# [INSTRUCTIONS TO FOLLOW]
Return all the entries. Match them word for word.

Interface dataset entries
=======
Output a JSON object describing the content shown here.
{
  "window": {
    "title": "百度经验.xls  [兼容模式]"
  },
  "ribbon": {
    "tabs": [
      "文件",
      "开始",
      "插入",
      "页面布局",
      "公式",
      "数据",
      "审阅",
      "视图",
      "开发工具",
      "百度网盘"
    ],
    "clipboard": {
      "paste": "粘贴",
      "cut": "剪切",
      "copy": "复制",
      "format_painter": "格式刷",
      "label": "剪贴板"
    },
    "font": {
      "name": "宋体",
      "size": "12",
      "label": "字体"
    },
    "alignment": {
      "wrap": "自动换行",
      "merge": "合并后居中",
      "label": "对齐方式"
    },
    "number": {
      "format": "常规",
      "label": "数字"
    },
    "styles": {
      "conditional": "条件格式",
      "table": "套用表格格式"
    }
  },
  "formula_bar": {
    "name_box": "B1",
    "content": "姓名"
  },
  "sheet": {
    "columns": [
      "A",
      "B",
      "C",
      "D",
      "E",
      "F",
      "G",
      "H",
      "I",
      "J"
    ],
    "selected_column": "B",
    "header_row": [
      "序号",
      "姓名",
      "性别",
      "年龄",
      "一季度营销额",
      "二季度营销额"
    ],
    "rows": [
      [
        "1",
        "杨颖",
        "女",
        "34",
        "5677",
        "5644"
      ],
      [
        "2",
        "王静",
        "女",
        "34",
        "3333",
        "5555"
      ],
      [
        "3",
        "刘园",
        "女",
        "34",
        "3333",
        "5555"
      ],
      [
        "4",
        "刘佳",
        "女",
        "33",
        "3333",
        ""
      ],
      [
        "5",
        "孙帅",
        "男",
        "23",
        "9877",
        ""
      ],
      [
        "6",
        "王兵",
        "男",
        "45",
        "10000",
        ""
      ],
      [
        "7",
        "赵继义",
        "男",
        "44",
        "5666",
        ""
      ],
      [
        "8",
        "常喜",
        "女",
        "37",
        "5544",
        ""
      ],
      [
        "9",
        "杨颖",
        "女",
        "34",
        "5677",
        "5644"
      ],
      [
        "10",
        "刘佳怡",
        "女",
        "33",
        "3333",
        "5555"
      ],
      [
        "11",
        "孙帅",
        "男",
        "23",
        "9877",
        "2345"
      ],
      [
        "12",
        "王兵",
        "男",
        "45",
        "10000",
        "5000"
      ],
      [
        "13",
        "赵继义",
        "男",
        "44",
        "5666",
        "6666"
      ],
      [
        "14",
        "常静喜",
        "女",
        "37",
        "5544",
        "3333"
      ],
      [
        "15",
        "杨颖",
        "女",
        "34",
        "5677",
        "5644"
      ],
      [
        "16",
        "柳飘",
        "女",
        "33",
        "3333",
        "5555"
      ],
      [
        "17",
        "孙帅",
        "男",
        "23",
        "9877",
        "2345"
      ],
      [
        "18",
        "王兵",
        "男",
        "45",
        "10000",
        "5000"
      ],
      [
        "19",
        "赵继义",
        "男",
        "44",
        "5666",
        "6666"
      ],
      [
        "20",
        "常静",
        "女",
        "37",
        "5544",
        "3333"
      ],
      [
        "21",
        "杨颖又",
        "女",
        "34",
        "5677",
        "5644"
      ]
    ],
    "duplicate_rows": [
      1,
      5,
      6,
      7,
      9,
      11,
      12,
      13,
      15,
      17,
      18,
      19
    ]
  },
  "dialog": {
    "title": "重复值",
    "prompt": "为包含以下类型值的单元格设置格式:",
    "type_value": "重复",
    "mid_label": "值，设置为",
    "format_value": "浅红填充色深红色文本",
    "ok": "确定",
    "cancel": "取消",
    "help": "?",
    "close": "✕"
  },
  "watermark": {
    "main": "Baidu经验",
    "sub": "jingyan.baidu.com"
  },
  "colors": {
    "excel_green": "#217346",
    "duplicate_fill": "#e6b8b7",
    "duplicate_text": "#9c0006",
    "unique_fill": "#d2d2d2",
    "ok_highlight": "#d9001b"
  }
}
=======
# [YOUR RESPONSE]
Output a JSON object describing the content shown here.
{
  "window": {
    "title": "百度经验.xls  [兼容模式]"
  },
  "ribbon": {
    "tabs": [
      "文件",
      "开始",
      "插入",
      "页面布局",
      "公式",
      "数据",
      "审阅",
      "视图",
      "开发工具",
      "百度网盘"
    ],
    "clipboard": {
      "paste": "粘贴",
      "cut": "剪切",
      "copy": "复制",
      "format_painter": "格式刷",
      "label": "剪贴板"
    },
    "font": {
      "name": "宋体",
      "size": "12",
      "label": "字体"
    },
    "alignment": {
      "wrap": "自动换行",
      "merge": "合并后居中",
      "label": "对齐方式"
    },
    "number": {
      "format": "常规",
      "label": "数字"
    },
    "styles": {
      "conditional": "条件格式",
      "table": "套用表格格式"
    }
  },
  "formula_bar": {
    "name_box": "B1",
    "content": "姓名"
  },
  "sheet": {
    "columns": [
      "A",
      "B",
      "C",
      "D",
      "E",
      "F",
      "G",
      "H",
      "I",
      "J"
    ],
    "selected_column": "B",
    "header_row": [
      "序号",
      "姓名",
      "性别",
      "年龄",
      "一季度营销额",
      "二季度营销额"
    ],
    "rows": [
      [
        "1",
        "杨颖",
        "女",
        "34",
        "5677",
        "5644"
      ],
      [
        "2",
        "王静",
        "女",
        "34",
        "3333",
        "5555"
      ],
      [
        "3",
        "刘园",
        "女",
        "34",
        "3333",
        "5555"
      ],
      [
        "4",
        "刘佳",
        "女",
        "33",
        "3333",
        ""
      ],
      [
        "5",
        "孙帅",
        "男",
        "23",
        "9877",
        ""
      ],
      [
        "6",
        "王兵",
        "男",
        "45",
        "10000",
        ""
      ],
      [
        "7",
        "赵继义",
        "男",
        "44",
        "5666",
        ""
      ],
      [
        "8",
        "常喜",
        "女",
        "37",
        "5544",
        ""
      ],
      [
        "9",
        "杨颖",
        "女",
        "34",
        "5677",
        "5644"
      ],
      [
        "10",
        "刘佳怡",
        "女",
        "33",
        "3333",
        "5555"
      ],
      [
        "11",
        "孙帅",
        "男",
        "23",
        "9877",
        "2345"
      ],
      [
        "12",
        "王兵",
        "男",
        "45",
        "10000",
        "5000"
      ],
      [
        "13",
        "赵继义",
        "男",
        "44",
        "5666",
        "6666"
      ],
      [
        "14",
        "常静喜",
        "女",
        "37",
        "5544",
        "3333"
      ],
      [
        "15",
        "杨颖",
        "女",
        "34",
        "5677",
        "5644"
      ],
      [
        "16",
        "柳飘",
        "女",
        "33",
        "3333",
        "5555"
      ],
      [
        "17",
        "孙帅",
        "男",
        "23",
        "9877",
        "2345"
      ],
      [
        "18",
        "王兵",
        "男",
        "45",
        "10000",
        "5000"
      ],
      [
        "19",
        "赵继义",
        "男",
        "44",
        "5666",
        "6666"
      ],
      [
        "20",
        "常静",
        "女",
        "37",
        "5544",
        "3333"
      ],
      [
        "21",
        "杨颖又",
        "女",
        "34",
        "5677",
        "5644"
      ]
    ],
    "duplicate_rows": [
      1,
      5,
      6,
      7,
      9,
      11,
      12,
      13,
      15,
      17,
      18,
      19
    ]
  },
  "dialog": {
    "title": "重复值",
    "prompt": "为包含以下类型值的单元格设置格式:",
    "type_value": "重复",
    "mid_label": "值，设置为",
    "format_value": "浅红填充色深红色文本",
    "ok": "确定",
    "cancel": "取消",
    "help": "?",
    "close": "✕"
  },
  "watermark": {
    "main": "Baidu经验",
    "sub": "jingyan.baidu.com"
  },
  "colors": {
    "excel_green": "#217346",
    "duplicate_fill": "#e6b8b7",
    "duplicate_text": "#9c0006",
    "unique_fill": "#d2d2d2",
    "ok_highlight": "#d9001b"
  }
}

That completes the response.